The Amber Seeker (The Stone Stories)
Set in 320 B.C., The Amber Seeker is the sequel to the critically acclaimed The Walrus Mutterer (reviewed in HNR 86). The novel is told in the first person through the eyes of the Greek explorer Pytheas of Massalia, a genuine historical figure who left behind a unique account of his sea voyages to Britain, Iceland and beyond. (Each port of call is given its ancient Brittonic name, so a map would have been helpful to follow his progress without having to resort to Google, but this is a minor quibble.)
As in her previous novel, the author’s meticulous research shines from every page. I was particularly intrigued by her explanation for Pytheas’s journey of exploration: in an age when knowledge is power, he is searching for the sources of precious commodities such as tin, amber and walrus ivory. He is also looking for Rian, the elusive slave girl who has stolen his heart and who haunts his every waking moment.

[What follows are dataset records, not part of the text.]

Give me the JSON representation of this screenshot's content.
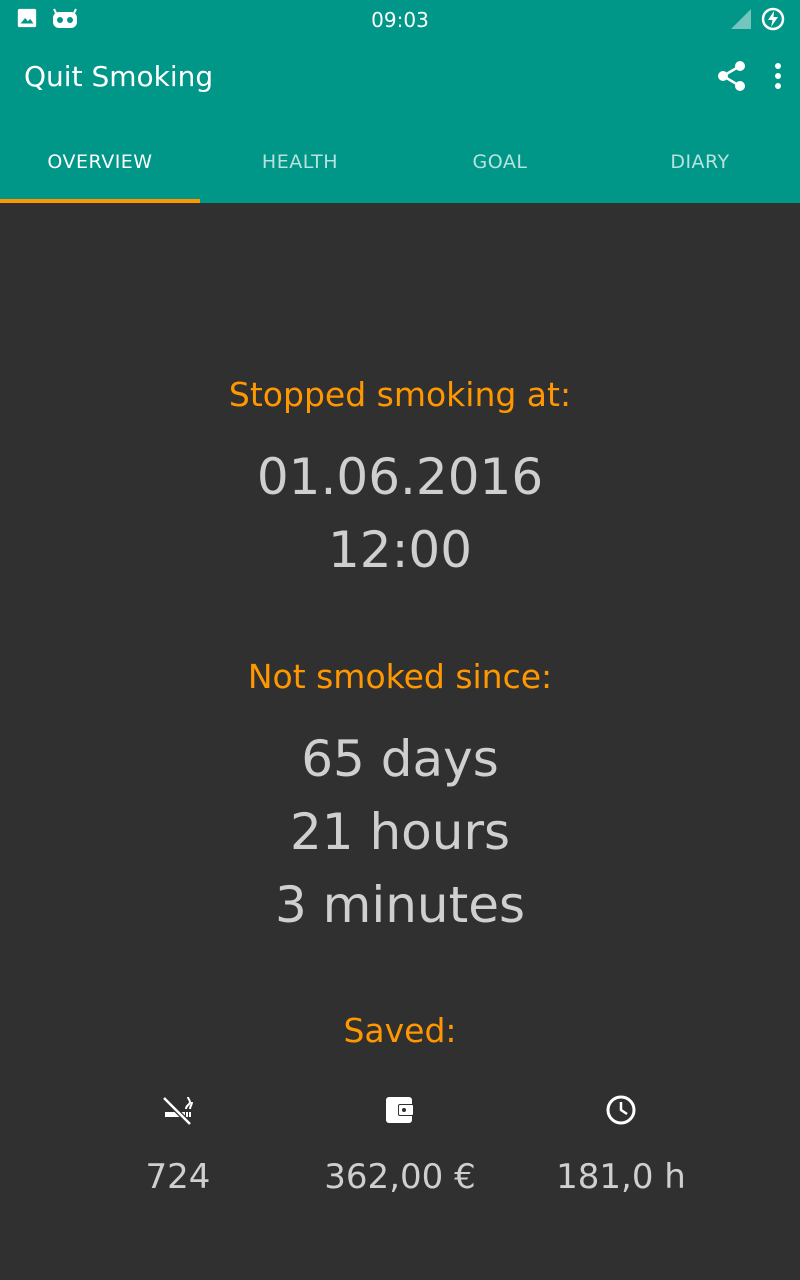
{
  "status_bar": {
    "time": "09:03",
    "left_icons": [
      "image-icon",
      "android-icon"
    ],
    "right_icons": [
      "signal-icon",
      "battery-charging-icon"
    ]
  },
  "toolbar": {
    "title": "Quit Smoking",
    "actions": [
      "share-icon",
      "more-vert-icon"
    ]
  },
  "tabs": [
    {
      "label": "OVERVIEW",
      "active": true
    },
    {
      "label": "HEALTH",
      "active": false
    },
    {
      "label": "GOAL",
      "active": false
    },
    {
      "label": "DIARY",
      "active": false
    }
  ],
  "overview": {
    "stopped_label": "Stopped smoking at:",
    "stopped_date": "01.06.2016",
    "stopped_time": "12:00",
    "since_label": "Not smoked since:",
    "since_days": "65 days",
    "since_hours": "21 hours",
    "since_minutes": "3 minutes",
    "saved_label": "Saved:",
    "saved": [
      {
        "icon": "no-smoking-icon",
        "value": "724"
      },
      {
        "icon": "wallet-icon",
        "value": "362,00 €"
      },
      {
        "icon": "clock-icon",
        "value": "181,0 h"
      }
    ]
  },
  "colors": {
    "primary": "#009688",
    "accent": "#ff9800",
    "background": "#303030",
    "text": "#cfcfcf"
  }
}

Today, we might describe Pytheas as a scientist. A practical man, he is thrust into a bleak, northern landscape of myth and magic, of earth goddesses, Druids and human sacrifice. There are obvious parallels to Homer’s Odyssey here, and The Amber Seeker is a journey of discovery in more ways than one, although Pytheas is no heroic Greek warrior. Instead he is a complex, tormented soul; sometimes likeable, sometimes utterly repellent. Beautifully written, this novel is a moving and at times, shocking confession of a man tormented by love, loss, guilt and regret. Recommended.